Segment Start: INPUT
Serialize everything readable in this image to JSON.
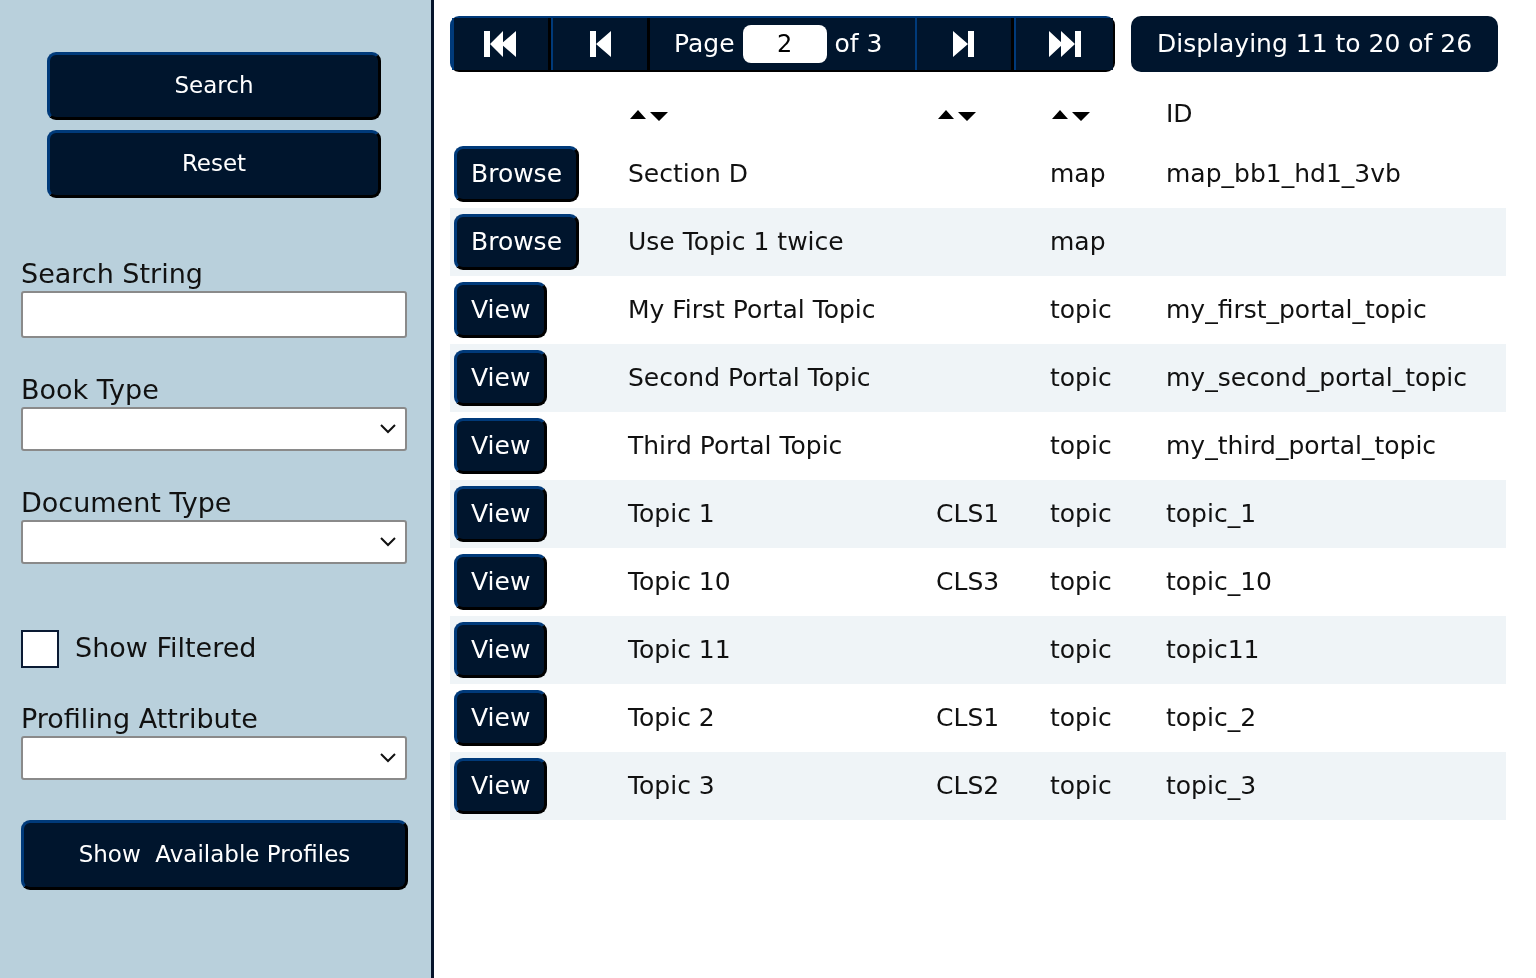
{
  "sidebar": {
    "buttons": [
      "Search",
      "Reset"
    ],
    "fields": [
      {
        "kind": "text",
        "label": "Search String"
      },
      {
        "kind": "select",
        "label": "Book Type"
      },
      {
        "kind": "select",
        "label": "Document Type"
      },
      {
        "kind": "checkbox",
        "label": "Show Filtered",
        "checked": false
      },
      {
        "kind": "select",
        "label": "Profiling Attribute"
      }
    ],
    "bottom_button": "Show  Available Profiles"
  },
  "pager": {
    "page_label": "Page",
    "page_value": "2",
    "of_label": "of 3",
    "status": "Displaying 11 to 20 of 26"
  },
  "table": {
    "columns": [
      {
        "sortable": false
      },
      {
        "sortable": true
      },
      {
        "sortable": true
      },
      {
        "sortable": true
      },
      {
        "label": "ID",
        "sortable": false
      }
    ],
    "rows": [
      {
        "action": "Browse",
        "title": "Section D",
        "type": "map",
        "id": "map_bb1_hd1_3vb"
      },
      {
        "action": "Browse",
        "title": "Use Topic 1 twice",
        "type": "map"
      },
      {
        "action": "View",
        "title": "My First Portal Topic",
        "type": "topic",
        "id": "my_first_portal_topic"
      },
      {
        "action": "View",
        "title": "Second Portal Topic",
        "type": "topic",
        "id": "my_second_portal_topic"
      },
      {
        "action": "View",
        "title": "Third Portal Topic",
        "type": "topic",
        "id": "my_third_portal_topic"
      },
      {
        "action": "View",
        "title": "Topic 1",
        "column_3": "CLS1",
        "type": "topic",
        "id": "topic_1"
      },
      {
        "action": "View",
        "title": "Topic 10",
        "column_3": "CLS3",
        "type": "topic",
        "id": "topic_10"
      },
      {
        "action": "View",
        "title": "Topic 11",
        "type": "topic",
        "id": "topic11"
      },
      {
        "action": "View",
        "title": "Topic 2",
        "column_3": "CLS1",
        "type": "topic",
        "id": "topic_2"
      },
      {
        "action": "View",
        "title": "Topic 3",
        "column_3": "CLS2",
        "type": "topic",
        "id": "topic_3"
      }
    ]
  }
}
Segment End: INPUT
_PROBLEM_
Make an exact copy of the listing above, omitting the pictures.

_ANSWER BELOW_
Serialize everything readable in this image to JSON.
{
  "sidebar": {
    "buttons": [
      "Search",
      "Reset"
    ],
    "fields": [
      {
        "kind": "text",
        "label": "Search String"
      },
      {
        "kind": "select",
        "label": "Book Type"
      },
      {
        "kind": "select",
        "label": "Document Type"
      },
      {
        "kind": "checkbox",
        "label": "Show Filtered",
        "checked": false
      },
      {
        "kind": "select",
        "label": "Profiling Attribute"
      }
    ],
    "bottom_button": "Show  Available Profiles"
  },
  "pager": {
    "page_label": "Page",
    "page_value": "2",
    "of_label": "of 3",
    "status": "Displaying 11 to 20 of 26"
  },
  "table": {
    "columns": [
      {
        "sortable": false
      },
      {
        "sortable": true
      },
      {
        "sortable": true
      },
      {
        "sortable": true
      },
      {
        "label": "ID",
        "sortable": false
      }
    ],
    "rows": [
      {
        "action": "Browse",
        "title": "Section D",
        "type": "map",
        "id": "map_bb1_hd1_3vb"
      },
      {
        "action": "Browse",
        "title": "Use Topic 1 twice",
        "type": "map"
      },
      {
        "action": "View",
        "title": "My First Portal Topic",
        "type": "topic",
        "id": "my_first_portal_topic"
      },
      {
        "action": "View",
        "title": "Second Portal Topic",
        "type": "topic",
        "id": "my_second_portal_topic"
      },
      {
        "action": "View",
        "title": "Third Portal Topic",
        "type": "topic",
        "id": "my_third_portal_topic"
      },
      {
        "action": "View",
        "title": "Topic 1",
        "column_3": "CLS1",
        "type": "topic",
        "id": "topic_1"
      },
      {
        "action": "View",
        "title": "Topic 10",
        "column_3": "CLS3",
        "type": "topic",
        "id": "topic_10"
      },
      {
        "action": "View",
        "title": "Topic 11",
        "type": "topic",
        "id": "topic11"
      },
      {
        "action": "View",
        "title": "Topic 2",
        "column_3": "CLS1",
        "type": "topic",
        "id": "topic_2"
      },
      {
        "action": "View",
        "title": "Topic 3",
        "column_3": "CLS2",
        "type": "topic",
        "id": "topic_3"
      }
    ]
  }
}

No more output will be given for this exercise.